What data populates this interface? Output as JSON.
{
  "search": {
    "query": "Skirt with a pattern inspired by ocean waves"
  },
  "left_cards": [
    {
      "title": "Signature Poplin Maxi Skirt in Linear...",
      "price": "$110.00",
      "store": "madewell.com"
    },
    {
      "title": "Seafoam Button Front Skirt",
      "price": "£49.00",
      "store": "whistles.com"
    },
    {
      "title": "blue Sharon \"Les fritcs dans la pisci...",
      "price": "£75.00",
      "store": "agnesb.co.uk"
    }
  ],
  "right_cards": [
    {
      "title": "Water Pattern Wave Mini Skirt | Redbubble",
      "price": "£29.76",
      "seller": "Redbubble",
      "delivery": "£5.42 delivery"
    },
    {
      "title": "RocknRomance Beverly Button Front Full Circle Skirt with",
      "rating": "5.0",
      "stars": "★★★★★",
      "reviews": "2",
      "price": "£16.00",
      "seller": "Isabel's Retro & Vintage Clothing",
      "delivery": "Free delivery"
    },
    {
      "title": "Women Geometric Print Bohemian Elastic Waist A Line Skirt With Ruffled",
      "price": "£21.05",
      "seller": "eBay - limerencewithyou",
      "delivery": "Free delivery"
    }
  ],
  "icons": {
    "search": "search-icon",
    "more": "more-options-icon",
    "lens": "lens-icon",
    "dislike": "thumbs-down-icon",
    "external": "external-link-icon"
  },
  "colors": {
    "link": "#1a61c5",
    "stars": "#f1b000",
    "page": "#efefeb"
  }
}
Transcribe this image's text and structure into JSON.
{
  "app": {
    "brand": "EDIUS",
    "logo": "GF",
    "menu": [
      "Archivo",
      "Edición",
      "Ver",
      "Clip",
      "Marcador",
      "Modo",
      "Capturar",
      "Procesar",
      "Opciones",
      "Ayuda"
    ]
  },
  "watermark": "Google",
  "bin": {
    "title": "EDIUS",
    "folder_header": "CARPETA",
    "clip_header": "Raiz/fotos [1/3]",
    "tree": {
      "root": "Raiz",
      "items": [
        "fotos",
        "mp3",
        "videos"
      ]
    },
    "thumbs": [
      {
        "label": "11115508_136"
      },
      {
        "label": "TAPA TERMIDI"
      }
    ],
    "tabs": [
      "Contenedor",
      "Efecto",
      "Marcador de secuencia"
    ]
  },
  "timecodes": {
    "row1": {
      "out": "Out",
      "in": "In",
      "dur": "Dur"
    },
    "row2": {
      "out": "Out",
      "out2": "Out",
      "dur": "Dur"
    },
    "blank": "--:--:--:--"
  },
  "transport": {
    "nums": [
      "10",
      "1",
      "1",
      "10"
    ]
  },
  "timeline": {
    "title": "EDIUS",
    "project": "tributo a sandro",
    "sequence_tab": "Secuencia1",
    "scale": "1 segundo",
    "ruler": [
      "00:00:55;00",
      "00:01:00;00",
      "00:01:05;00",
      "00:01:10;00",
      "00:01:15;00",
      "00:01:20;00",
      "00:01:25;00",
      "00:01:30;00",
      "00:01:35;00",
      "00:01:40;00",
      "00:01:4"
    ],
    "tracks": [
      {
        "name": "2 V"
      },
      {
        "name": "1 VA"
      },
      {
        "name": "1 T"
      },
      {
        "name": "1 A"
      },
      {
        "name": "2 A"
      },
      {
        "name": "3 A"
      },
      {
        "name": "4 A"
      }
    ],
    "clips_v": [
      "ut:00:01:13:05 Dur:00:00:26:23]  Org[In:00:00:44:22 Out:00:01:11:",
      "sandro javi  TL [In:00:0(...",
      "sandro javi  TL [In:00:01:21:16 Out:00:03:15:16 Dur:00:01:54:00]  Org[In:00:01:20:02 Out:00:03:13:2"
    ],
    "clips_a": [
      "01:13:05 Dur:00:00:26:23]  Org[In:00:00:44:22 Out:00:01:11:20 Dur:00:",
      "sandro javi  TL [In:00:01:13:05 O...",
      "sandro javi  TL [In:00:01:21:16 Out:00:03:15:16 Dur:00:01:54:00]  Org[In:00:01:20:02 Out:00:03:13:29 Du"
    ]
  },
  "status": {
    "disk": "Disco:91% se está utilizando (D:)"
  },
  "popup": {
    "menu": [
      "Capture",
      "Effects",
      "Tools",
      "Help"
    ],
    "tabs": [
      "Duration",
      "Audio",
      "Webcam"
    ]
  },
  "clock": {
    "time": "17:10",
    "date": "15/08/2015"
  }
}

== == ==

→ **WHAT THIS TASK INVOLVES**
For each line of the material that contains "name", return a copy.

→ **RESULT OF THIS EXERCISE**
        "name": "2 V"
        "name": "1 VA"
        "name": "1 T"
        "name": "1 A"
        "name": "2 A"
        "name": "3 A"
        "name": "4 A"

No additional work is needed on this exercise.